Wanting a more substantial meal, we decided to forgo these stalls and we eventually found the most random restaurant option that either of us have ever experienced. Being in Taiwan, we found it funny to come across a Norwegian restaurant and knew that we had found the correct establishment in which to eat and avoid rain. We ordered curry that came with kimchi on the side. Strangest meal and restaurant we could have imagined.
After lunch we went to the correct bus-bay in order to make our way to the Tien Yuan Temple. A kind Taiwanese woman informed us that the bus would not be arriving for another 40-50 minutes. Not willing to wait, we jumped in a taxi and showed the driver a picture of the temple. He nodded and sped off in a direction that we hoped would lead to the correct location. This driver knew exactly what he was doing and showed us one hell of a ride.
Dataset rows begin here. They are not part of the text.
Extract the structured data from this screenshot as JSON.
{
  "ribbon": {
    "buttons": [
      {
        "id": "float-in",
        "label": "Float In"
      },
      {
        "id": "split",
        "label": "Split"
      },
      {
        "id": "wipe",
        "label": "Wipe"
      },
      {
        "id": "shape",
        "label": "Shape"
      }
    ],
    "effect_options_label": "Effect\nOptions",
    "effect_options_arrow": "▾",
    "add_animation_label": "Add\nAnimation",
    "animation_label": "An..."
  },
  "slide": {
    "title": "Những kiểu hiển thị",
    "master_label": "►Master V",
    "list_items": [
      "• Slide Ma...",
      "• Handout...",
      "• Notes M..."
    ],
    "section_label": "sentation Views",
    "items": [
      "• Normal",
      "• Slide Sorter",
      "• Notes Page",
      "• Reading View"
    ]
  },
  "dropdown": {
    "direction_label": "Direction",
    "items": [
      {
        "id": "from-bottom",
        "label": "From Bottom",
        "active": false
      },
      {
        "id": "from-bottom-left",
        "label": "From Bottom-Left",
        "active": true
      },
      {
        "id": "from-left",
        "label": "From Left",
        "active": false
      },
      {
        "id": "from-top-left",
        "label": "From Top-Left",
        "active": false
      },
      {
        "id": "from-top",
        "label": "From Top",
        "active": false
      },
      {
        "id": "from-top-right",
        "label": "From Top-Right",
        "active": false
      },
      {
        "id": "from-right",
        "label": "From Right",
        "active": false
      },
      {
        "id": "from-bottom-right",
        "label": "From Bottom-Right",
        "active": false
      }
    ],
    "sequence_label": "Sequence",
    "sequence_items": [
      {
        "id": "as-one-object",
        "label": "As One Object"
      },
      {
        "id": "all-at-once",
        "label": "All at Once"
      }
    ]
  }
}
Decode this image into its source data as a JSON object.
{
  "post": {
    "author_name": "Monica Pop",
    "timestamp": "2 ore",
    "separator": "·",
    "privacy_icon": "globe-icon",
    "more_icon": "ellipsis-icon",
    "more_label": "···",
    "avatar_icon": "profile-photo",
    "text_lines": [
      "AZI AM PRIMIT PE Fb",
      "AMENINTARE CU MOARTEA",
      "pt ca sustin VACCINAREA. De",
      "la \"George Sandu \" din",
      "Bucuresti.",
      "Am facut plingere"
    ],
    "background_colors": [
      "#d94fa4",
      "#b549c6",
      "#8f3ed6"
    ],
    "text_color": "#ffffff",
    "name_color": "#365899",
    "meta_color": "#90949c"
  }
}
Cutting into oncoming traffic to pass slower cars, accelerating wildly around hairpin turns, and only slightly avoiding pedestrians, we raced to the temple in ten minutes and departed our Gran Turismo-esque experience.
Standing at the base of Tien Yuan’s upper staircase, we were immediately rendered speechless by the building’s sheer size.With 5 levels of 20-foot ceilings, its round shape is a truly beautiful sight. Even more stunning is the detail work inside this temple. Every inch of this place is intricately painted and adorned with statues and pictures of deities. It was truly beautiful.
After exploring the first level we went up a staircase that followed the curve of the exterior walls and came upon another beautiful alter and shrine. Then we went up another level to find a new room. And again, and again. Every floor had a new and interesting set of statues and every level provided increasingly astounding views of the temple grounds and mountainous landscape. The wind rattled through the 360-degree windows to create an eerily beautiful auditory effect as we marched up and down the stairs, making sure that we had seen it all.